It has been ages since I blogged. No major story. Just never could bring myself to sit at the keyboard and share. The internet has turned much darker than when I started blogging a decade ago. I didn’t want to add to the darkness but wasn’t sure how to open the window and let in the light. There is a great deal of evil in the world that needs to be confronted. But when I address it in writing and shine a light on it to reveal its true form, it casts a shadow. And that shadow is permanent because words on the internet never really die. So while I have written dozens of blog posts in my head, none have made it through my fingers to the keyboard and resided on this virtual page. Until today.
Last week I read Back to Work by John Waters in the First Things journal. Like many of the articles in First Things, it is a longish piece that is best read slowly in a comfortable chair with a relaxing beverage in hand. Like your drink, this pieces needs to be sipped and savored. Mr. Waters points out that with the development of modern technologies, many of us find ourselves several degrees removed from tangible productivity. We are extraordinarily busy but at the end of the day, what can we touch and say, “I did this”? There is an emptiness that accompanies all of this virtual work.
My youngest son expressed something similar. He has done manual labor and he has done office work. He laments that his college education has “promoted” him to the clean and comfortable cubicle but it does not feel near as satisfying as sweat producing physical labor. His peers are similarly disillusioned. What is the point of all this number crunching and report producing?
When I practiced clinical medicine, I loved doing medical procedures. They were the antidote to visit after visit that focused on treating lab numbers and vital signs. Sewing up a laceration or reducing a dislocated joint offers immediate feedback about my intervention.

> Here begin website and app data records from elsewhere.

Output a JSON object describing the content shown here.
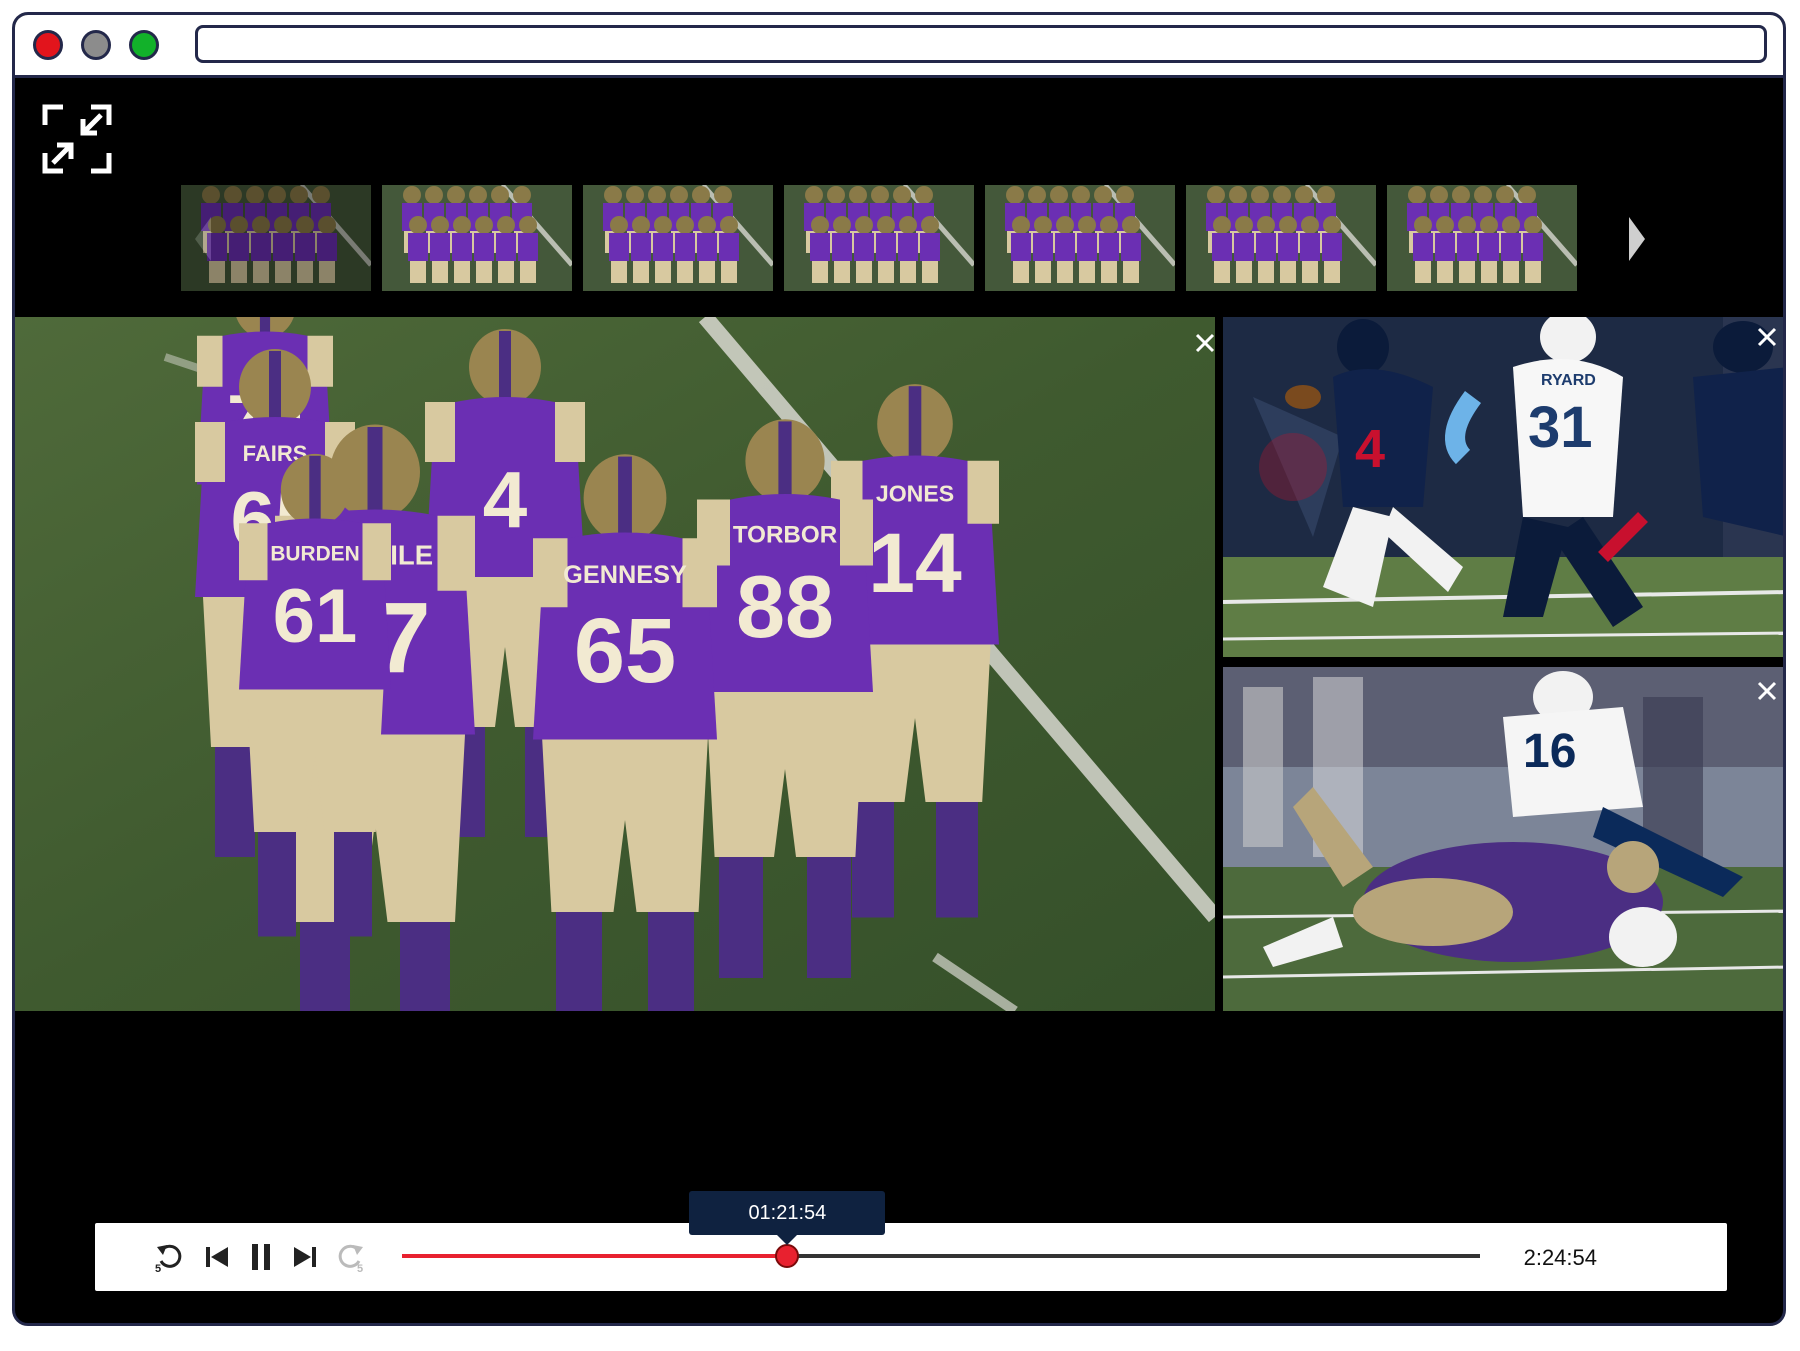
{
  "window": {
    "controls": [
      "close",
      "minimize",
      "maximize"
    ],
    "address_bar_value": ""
  },
  "player": {
    "fullscreen_icon": "exit-fullscreen-icon",
    "thumbnails": [
      {
        "label": ""
      },
      {
        "label": ""
      },
      {
        "label": ""
      },
      {
        "label": ""
      },
      {
        "label": ""
      },
      {
        "label": ""
      },
      {
        "label": ""
      }
    ],
    "main_feed": {
      "jerseys": [
        {
          "name": "PERTILE",
          "number": "77"
        },
        {
          "name": "GENNESY",
          "number": "65"
        },
        {
          "name": "TORBOR",
          "number": "88"
        },
        {
          "name": "JONES",
          "number": "14"
        },
        {
          "name": "FAIRS",
          "number": "65"
        },
        {
          "name": "BURDEN",
          "number": "61"
        },
        {
          "name": "",
          "number": "4"
        },
        {
          "name": "",
          "number": "70"
        }
      ]
    },
    "side_feed_1": {
      "jerseys": [
        {
          "name": "",
          "number": "4"
        },
        {
          "name": "RYARD",
          "number": "31"
        }
      ]
    },
    "side_feed_2": {
      "jerseys": [
        {
          "name": "",
          "number": "16"
        }
      ]
    },
    "close_icon": "close-icon"
  },
  "controls": {
    "current_time": "01:21:54",
    "duration": "2:24:54",
    "progress": 0.3575,
    "buttons": [
      "replay-5-icon",
      "skip-previous-icon",
      "pause-icon",
      "skip-next-icon",
      "forward-5-icon"
    ],
    "replay_label": "5",
    "forward_label": "5"
  },
  "colors": {
    "frame": "#23284a",
    "progress": "#e8212f",
    "tooltip": "#0f2240",
    "jersey_purple": "#6b2fb3",
    "helmet_gold": "#a08a50"
  }
}
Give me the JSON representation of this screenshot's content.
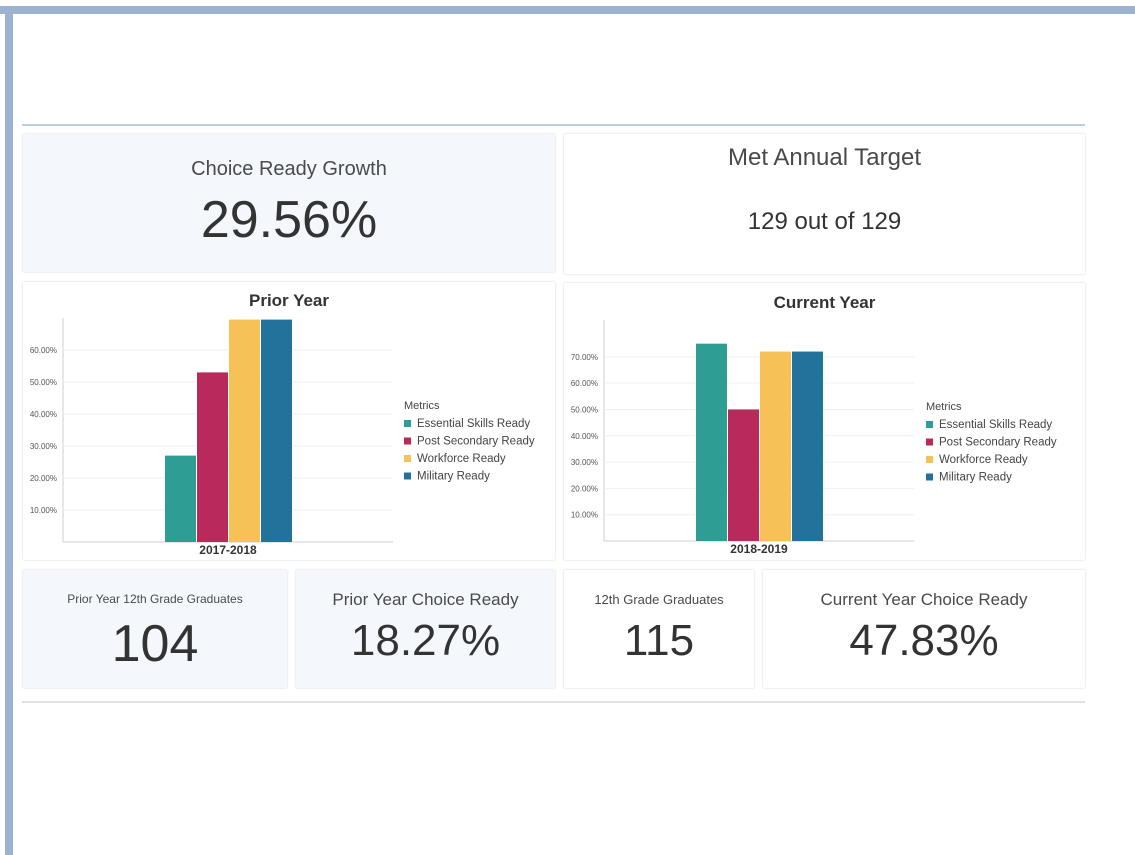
{
  "kpis": {
    "growth": {
      "label": "Choice Ready Growth",
      "value": "29.56%"
    },
    "target": {
      "label": "Met Annual Target",
      "value": "129 out of 129"
    }
  },
  "bottom": {
    "prior_grads": {
      "label": "Prior Year 12th Grade Graduates",
      "value": "104"
    },
    "prior_ready": {
      "label": "Prior Year Choice Ready",
      "value": "18.27%"
    },
    "current_grads": {
      "label": "12th Grade Graduates",
      "value": "115"
    },
    "current_ready": {
      "label": "Current Year Choice Ready",
      "value": "47.83%"
    }
  },
  "colors": {
    "essential": "#2e9e94",
    "post_secondary": "#b82a5c",
    "workforce": "#f6c257",
    "military": "#23729b"
  },
  "chart_data": [
    {
      "type": "bar",
      "title": "Prior Year",
      "categories": [
        "2017-2018"
      ],
      "yticks": [
        "10.00%",
        "20.00%",
        "30.00%",
        "40.00%",
        "50.00%",
        "60.00%"
      ],
      "ylim": [
        0,
        70
      ],
      "legend_title": "Metrics",
      "legend_position": "right",
      "series": [
        {
          "name": "Essential Skills Ready",
          "values": [
            27
          ]
        },
        {
          "name": "Post Secondary Ready",
          "values": [
            53
          ]
        },
        {
          "name": "Workforce Ready",
          "values": [
            69.5
          ]
        },
        {
          "name": "Military Ready",
          "values": [
            69.5
          ]
        }
      ]
    },
    {
      "type": "bar",
      "title": "Current Year",
      "categories": [
        "2018-2019"
      ],
      "yticks": [
        "10.00%",
        "20.00%",
        "30.00%",
        "40.00%",
        "50.00%",
        "60.00%",
        "70.00%"
      ],
      "ylim": [
        0,
        84
      ],
      "legend_title": "Metrics",
      "legend_position": "right",
      "series": [
        {
          "name": "Essential Skills Ready",
          "values": [
            75
          ]
        },
        {
          "name": "Post Secondary Ready",
          "values": [
            50
          ]
        },
        {
          "name": "Workforce Ready",
          "values": [
            72
          ]
        },
        {
          "name": "Military Ready",
          "values": [
            72
          ]
        }
      ]
    }
  ]
}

Now that I am in academia, the feedback is much slower. I give my lectures and answer student questions then give exams to see how much information was absorbed. But I am not educating these students to pass exams. I am preparing them to go out into the world and be nurses, doctors, pharmacists, dentists, or other health professionals. I will never know the impact of my class for most of my students. I treasure the occasional note announcing an acceptance to medical school or dental school because it lets me know that, yes, my work has meaning.
This need to be tangibly productive is probably why my hobbies include cooking, gardening, sewing, and occasionally refinishing furniture. Preparing a simple meal that is perfectly seasoned with herbs from my garden gives me far more pleasure than elucidating the intricacies and complex interactions of the endocrine system. I love medicine. I love talking about it. I love teaching it. But when I am done talking and teaching, what do I have to show for it? Tender ravioli with just the right amount of chopped sage leaves, colorful chopped peppers and garlic in a browned butter sauce ignites the physical senses of sight, taste, smell, and touch. Canning twenty-five pounds of tomatoes into quarts of tasty sauce feels like a crowning achievement. Last night I finished my first experiment with chalk paint and turned a dated thrift shop wine cabinet into something a little more cute and trendy.
So perhaps that is another reason why these blog pages have been silent for so long. I needed to experience real people in my real physical world. The internet can be a powerful connector across the miles. It can offer words that need to be heard at just the right time. But it is a mistake to let it replace live person-to-person interactions. Just as we sometimes need to physically see the fruits of our labors, we need to physically experience the fruits of our relationships.